| What needs to be done |
Could you return each line of the material that has "JSON" in it?

| Extracted data |
======
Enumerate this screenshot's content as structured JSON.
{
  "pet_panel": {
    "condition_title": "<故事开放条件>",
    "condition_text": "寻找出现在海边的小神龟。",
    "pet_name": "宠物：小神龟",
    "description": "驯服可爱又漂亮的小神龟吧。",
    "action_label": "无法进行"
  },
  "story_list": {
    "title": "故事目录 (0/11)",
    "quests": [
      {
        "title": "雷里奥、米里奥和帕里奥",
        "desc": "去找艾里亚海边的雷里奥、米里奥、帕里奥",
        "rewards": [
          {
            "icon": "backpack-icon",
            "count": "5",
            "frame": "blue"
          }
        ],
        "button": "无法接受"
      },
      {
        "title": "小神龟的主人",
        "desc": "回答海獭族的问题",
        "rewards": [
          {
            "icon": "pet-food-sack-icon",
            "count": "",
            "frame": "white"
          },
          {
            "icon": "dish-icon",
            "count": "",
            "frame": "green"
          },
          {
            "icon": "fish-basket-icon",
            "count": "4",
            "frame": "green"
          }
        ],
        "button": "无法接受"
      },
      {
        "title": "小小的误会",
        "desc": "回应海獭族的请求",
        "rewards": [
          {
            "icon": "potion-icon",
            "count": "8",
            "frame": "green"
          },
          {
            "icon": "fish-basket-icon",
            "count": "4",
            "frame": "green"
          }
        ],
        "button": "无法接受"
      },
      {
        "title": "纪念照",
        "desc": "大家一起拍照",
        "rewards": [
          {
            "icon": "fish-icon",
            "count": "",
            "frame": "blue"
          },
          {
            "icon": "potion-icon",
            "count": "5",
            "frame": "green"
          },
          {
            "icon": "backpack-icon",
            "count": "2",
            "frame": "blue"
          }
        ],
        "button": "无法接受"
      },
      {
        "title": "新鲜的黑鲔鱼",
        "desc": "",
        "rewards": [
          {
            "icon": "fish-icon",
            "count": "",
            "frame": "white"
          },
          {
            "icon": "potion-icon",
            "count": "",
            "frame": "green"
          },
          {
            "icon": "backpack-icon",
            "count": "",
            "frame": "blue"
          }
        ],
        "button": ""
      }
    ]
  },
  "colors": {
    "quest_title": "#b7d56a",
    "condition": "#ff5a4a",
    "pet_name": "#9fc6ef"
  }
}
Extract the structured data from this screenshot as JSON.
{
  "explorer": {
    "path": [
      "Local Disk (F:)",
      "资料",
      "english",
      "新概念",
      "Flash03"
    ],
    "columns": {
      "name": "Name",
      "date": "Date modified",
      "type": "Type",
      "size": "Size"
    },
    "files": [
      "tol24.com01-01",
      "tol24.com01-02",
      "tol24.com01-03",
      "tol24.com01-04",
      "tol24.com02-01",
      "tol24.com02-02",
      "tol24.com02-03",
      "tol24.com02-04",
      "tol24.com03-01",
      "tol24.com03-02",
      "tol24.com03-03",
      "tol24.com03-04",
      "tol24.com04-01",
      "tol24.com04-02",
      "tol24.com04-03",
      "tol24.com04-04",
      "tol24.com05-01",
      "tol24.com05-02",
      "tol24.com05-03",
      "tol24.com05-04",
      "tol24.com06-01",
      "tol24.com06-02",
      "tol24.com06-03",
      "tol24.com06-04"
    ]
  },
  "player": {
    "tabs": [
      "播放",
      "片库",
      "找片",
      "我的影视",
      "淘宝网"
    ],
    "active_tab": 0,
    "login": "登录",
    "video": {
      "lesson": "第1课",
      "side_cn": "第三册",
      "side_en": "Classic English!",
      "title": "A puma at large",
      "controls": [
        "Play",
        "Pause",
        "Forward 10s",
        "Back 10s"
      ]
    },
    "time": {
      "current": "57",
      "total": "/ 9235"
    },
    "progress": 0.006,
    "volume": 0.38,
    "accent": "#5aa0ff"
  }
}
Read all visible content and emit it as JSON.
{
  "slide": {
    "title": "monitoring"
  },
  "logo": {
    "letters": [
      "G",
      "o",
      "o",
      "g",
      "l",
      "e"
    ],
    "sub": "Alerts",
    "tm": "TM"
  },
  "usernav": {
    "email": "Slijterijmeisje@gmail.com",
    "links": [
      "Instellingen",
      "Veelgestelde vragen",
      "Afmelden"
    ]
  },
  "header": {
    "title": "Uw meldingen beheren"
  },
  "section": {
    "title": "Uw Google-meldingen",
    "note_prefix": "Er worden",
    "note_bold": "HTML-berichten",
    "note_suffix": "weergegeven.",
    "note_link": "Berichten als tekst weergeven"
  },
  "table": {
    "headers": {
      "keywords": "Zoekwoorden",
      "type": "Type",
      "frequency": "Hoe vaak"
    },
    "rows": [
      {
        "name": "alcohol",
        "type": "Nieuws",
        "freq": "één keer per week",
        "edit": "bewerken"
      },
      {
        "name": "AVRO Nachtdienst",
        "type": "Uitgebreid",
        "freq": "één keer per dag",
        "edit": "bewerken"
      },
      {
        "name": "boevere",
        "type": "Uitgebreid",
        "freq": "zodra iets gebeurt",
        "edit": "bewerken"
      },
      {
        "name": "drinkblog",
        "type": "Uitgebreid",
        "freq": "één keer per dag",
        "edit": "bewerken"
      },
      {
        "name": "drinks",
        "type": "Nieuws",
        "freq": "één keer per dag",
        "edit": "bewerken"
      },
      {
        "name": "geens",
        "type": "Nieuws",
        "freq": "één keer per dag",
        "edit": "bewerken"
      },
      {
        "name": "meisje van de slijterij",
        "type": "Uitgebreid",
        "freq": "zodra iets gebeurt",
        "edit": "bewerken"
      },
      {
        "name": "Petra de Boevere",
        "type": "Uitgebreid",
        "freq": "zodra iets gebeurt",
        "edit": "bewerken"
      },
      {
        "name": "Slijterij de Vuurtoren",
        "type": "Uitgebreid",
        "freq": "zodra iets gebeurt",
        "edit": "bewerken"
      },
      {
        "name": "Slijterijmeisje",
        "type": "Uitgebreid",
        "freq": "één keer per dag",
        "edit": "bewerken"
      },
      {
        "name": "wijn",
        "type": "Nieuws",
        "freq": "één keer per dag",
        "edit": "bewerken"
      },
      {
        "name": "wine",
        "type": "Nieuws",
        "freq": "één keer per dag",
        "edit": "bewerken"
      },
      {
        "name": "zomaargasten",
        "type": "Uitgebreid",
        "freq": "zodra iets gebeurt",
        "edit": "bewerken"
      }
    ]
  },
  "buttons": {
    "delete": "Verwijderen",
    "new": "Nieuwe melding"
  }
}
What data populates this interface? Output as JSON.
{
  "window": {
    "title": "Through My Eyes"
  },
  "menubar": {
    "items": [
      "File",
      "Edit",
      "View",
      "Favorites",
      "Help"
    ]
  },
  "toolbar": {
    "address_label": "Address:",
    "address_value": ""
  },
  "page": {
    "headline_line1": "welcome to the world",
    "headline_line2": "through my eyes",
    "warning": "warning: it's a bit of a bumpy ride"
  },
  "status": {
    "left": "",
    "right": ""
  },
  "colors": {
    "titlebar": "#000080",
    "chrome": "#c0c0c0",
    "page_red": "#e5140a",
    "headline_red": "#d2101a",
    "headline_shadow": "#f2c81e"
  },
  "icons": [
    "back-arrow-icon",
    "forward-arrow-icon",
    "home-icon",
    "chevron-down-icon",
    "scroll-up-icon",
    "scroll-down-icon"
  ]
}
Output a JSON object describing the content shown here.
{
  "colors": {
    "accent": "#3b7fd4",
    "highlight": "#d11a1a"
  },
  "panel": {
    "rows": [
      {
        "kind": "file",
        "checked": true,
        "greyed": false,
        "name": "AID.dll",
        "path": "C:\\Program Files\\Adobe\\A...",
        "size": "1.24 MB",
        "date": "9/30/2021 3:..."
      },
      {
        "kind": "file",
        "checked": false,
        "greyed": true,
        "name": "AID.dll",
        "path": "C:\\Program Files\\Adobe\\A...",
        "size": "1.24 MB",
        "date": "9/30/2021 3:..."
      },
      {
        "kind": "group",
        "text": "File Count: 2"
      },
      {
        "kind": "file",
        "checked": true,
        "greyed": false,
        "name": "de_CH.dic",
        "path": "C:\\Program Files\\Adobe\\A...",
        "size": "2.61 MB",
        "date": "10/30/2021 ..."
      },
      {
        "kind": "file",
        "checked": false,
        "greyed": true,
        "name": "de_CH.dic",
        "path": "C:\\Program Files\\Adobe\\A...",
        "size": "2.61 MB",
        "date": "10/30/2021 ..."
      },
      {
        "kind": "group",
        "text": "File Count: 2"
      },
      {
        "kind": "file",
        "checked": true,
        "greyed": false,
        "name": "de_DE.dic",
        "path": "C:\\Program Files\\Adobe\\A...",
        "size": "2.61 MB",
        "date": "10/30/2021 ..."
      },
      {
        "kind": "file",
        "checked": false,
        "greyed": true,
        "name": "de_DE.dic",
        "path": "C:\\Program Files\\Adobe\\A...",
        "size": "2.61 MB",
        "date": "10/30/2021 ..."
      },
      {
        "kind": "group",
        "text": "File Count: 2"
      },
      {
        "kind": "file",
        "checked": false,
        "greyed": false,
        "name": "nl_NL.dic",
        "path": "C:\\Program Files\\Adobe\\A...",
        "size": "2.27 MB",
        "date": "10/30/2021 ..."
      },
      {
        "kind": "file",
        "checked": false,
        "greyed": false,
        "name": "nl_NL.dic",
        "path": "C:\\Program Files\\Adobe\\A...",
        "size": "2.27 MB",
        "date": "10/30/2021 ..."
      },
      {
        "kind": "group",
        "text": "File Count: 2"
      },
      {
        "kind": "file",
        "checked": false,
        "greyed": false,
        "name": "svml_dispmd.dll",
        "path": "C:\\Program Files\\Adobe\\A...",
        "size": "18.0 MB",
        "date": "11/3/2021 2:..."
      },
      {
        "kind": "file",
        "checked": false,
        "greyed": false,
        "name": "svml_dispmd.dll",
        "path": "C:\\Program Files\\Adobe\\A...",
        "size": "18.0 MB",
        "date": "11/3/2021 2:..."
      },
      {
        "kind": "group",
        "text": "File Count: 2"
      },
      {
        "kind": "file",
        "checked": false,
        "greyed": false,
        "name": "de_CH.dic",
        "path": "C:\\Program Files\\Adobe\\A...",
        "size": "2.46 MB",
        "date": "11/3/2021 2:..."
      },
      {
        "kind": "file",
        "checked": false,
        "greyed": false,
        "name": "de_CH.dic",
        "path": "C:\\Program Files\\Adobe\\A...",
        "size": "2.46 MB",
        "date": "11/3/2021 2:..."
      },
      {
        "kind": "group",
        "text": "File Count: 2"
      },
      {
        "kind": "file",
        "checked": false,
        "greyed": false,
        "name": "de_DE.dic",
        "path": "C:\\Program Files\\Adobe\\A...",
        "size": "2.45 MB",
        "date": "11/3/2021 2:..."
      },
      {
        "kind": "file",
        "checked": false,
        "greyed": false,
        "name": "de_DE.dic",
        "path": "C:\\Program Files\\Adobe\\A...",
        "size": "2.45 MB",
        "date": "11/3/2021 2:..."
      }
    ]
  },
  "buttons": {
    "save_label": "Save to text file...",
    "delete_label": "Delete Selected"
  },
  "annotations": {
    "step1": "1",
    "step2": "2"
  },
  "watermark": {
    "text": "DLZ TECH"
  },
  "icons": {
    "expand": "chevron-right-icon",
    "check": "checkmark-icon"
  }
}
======
| Output of the task |
Enumerate this screenshot's content as structured JSON.
Extract the structured data from this screenshot as JSON.
Read all visible content and emit it as JSON.
What data populates this interface? Output as JSON.
Output a JSON object describing the content shown here.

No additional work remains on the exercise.